── The data ──

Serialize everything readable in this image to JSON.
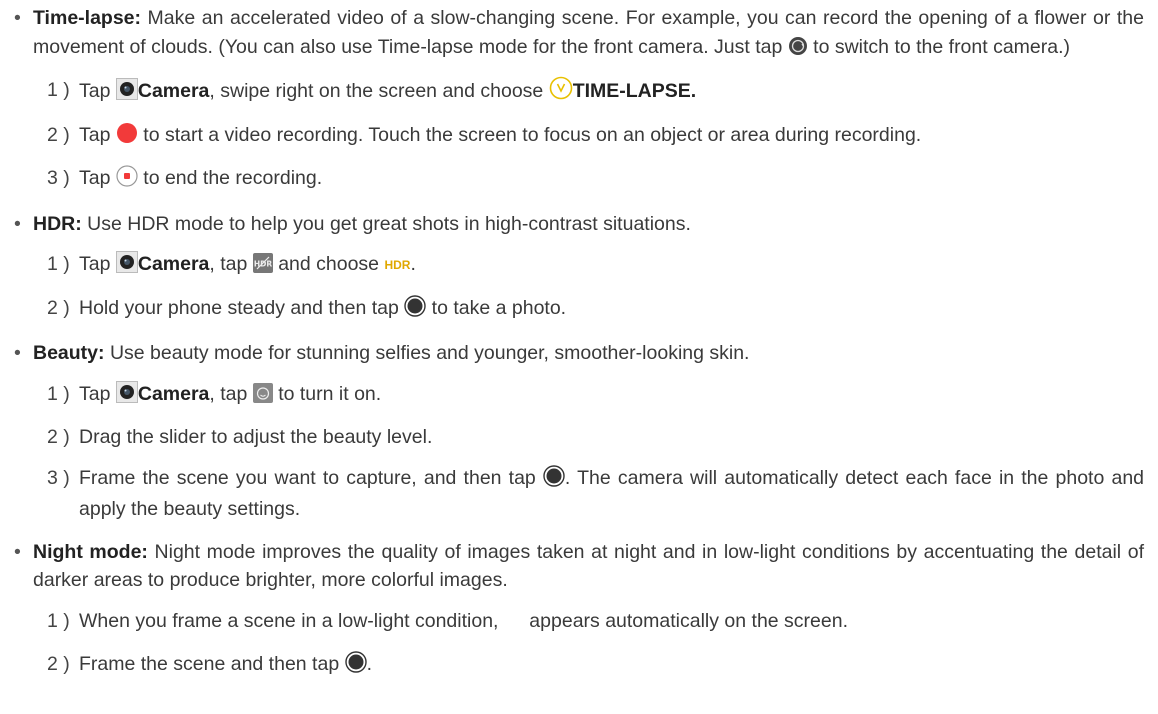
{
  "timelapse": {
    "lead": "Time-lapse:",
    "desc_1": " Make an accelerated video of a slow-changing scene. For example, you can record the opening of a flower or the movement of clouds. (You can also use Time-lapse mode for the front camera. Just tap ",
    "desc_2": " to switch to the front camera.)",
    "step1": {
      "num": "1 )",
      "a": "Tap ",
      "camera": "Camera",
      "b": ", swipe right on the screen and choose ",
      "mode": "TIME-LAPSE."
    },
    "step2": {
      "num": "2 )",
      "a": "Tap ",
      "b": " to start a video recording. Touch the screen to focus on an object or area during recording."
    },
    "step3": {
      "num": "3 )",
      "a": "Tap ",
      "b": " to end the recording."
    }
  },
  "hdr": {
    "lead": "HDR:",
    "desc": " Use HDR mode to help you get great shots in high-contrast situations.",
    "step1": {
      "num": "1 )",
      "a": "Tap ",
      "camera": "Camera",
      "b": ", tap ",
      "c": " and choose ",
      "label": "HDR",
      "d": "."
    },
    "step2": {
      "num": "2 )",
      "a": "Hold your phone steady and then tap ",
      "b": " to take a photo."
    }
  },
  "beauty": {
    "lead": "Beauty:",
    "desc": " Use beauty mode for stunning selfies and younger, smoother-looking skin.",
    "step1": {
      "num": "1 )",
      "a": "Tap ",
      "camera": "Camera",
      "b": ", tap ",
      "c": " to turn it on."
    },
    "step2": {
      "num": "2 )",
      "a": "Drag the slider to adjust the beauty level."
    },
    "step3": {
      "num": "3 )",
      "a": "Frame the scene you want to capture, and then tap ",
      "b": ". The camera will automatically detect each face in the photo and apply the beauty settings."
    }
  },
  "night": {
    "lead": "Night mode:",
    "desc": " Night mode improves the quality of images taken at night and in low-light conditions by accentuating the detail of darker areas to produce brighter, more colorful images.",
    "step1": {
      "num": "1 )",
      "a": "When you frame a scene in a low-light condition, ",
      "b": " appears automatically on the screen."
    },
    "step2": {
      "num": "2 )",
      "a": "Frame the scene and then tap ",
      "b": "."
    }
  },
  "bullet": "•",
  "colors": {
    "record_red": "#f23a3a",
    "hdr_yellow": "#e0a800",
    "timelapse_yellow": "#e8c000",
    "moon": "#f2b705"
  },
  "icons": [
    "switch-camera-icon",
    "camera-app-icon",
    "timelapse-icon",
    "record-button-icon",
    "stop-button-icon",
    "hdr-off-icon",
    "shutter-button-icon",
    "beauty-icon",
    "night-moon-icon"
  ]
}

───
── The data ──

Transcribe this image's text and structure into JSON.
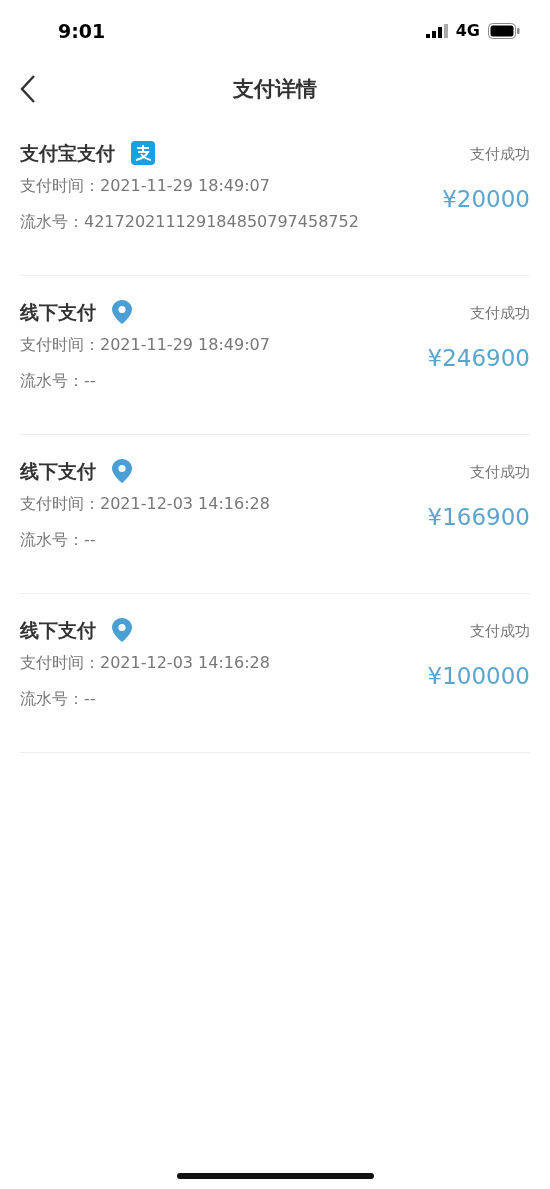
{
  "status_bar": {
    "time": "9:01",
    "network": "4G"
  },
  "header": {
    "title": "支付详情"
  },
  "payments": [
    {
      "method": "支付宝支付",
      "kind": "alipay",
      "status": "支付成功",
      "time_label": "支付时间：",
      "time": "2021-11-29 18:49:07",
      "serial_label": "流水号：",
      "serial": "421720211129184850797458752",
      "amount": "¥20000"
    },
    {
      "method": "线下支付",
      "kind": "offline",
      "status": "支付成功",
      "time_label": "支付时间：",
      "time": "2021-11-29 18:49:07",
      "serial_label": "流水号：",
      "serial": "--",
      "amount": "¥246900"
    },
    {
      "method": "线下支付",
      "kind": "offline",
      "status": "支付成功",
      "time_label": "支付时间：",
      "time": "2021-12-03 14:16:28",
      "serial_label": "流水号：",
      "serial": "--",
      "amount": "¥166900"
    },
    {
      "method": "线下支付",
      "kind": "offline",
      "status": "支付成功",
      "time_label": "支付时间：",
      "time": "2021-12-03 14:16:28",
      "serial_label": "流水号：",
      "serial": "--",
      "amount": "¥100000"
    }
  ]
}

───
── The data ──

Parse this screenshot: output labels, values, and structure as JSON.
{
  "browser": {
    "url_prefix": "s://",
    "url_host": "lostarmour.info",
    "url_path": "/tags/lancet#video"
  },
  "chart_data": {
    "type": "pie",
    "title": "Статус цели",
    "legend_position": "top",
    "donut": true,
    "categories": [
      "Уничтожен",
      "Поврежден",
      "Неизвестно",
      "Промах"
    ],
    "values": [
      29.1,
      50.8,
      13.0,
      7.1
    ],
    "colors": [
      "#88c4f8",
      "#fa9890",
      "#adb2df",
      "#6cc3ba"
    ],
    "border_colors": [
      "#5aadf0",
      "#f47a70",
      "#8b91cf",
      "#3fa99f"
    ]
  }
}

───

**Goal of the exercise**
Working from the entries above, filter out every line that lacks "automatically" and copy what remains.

**Task response**
      "b": ". The camera will automatically detect each face in the photo and apply the beauty settings."
      "b": " appears automatically on the screen."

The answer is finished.